── Given data

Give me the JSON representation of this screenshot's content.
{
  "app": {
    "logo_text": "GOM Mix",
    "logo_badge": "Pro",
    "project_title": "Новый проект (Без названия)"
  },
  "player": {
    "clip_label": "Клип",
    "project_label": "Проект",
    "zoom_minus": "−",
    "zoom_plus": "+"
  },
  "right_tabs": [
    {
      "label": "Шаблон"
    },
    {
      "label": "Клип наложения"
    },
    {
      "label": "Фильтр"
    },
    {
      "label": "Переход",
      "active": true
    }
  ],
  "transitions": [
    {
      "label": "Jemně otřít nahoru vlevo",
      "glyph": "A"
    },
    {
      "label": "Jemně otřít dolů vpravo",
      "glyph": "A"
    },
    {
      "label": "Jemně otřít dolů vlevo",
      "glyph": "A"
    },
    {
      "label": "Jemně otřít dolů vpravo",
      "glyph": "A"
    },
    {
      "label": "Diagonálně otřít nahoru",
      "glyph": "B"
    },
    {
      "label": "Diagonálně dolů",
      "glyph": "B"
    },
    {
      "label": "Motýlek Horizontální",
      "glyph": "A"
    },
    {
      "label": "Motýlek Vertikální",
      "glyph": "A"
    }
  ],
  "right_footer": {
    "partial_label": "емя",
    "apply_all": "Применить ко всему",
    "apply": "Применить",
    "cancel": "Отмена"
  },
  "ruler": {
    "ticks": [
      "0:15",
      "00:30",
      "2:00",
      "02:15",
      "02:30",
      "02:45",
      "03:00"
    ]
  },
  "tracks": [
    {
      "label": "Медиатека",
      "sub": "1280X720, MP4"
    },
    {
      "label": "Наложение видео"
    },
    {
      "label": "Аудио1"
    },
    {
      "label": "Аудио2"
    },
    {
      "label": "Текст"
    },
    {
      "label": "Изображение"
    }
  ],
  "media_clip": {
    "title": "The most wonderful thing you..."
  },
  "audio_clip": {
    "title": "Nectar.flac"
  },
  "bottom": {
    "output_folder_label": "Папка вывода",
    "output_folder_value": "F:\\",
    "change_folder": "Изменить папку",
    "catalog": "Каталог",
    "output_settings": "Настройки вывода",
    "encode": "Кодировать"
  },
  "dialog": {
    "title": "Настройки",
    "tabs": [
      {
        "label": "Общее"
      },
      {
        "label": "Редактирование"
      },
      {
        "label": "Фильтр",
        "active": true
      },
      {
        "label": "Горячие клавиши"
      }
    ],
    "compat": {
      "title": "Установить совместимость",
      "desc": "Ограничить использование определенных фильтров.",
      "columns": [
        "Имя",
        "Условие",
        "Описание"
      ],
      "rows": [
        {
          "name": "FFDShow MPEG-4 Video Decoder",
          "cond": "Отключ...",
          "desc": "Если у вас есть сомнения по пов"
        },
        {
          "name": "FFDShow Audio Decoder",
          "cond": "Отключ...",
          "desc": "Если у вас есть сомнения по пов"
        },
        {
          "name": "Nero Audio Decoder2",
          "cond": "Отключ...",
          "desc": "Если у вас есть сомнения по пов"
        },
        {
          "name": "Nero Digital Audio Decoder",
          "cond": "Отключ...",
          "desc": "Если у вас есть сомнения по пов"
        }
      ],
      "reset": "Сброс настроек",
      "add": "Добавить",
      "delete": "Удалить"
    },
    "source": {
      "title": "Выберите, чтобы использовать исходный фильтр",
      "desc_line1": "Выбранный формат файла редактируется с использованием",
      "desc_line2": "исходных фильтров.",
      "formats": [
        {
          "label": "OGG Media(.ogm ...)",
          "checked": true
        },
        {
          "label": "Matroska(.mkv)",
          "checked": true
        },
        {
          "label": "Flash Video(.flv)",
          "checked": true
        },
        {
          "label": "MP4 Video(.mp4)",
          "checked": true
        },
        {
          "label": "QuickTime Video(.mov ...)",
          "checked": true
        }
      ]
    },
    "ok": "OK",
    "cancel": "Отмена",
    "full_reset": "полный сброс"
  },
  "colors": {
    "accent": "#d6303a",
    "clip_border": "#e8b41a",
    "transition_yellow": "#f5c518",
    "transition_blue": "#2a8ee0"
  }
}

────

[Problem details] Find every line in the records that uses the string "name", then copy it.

[Reply to the exercise]
          "name": "FFDShow MPEG-4 Video Decoder",
          "name": "FFDShow Audio Decoder",
          "name": "Nero Audio Decoder2",
          "name": "Nero Digital Audio Decoder",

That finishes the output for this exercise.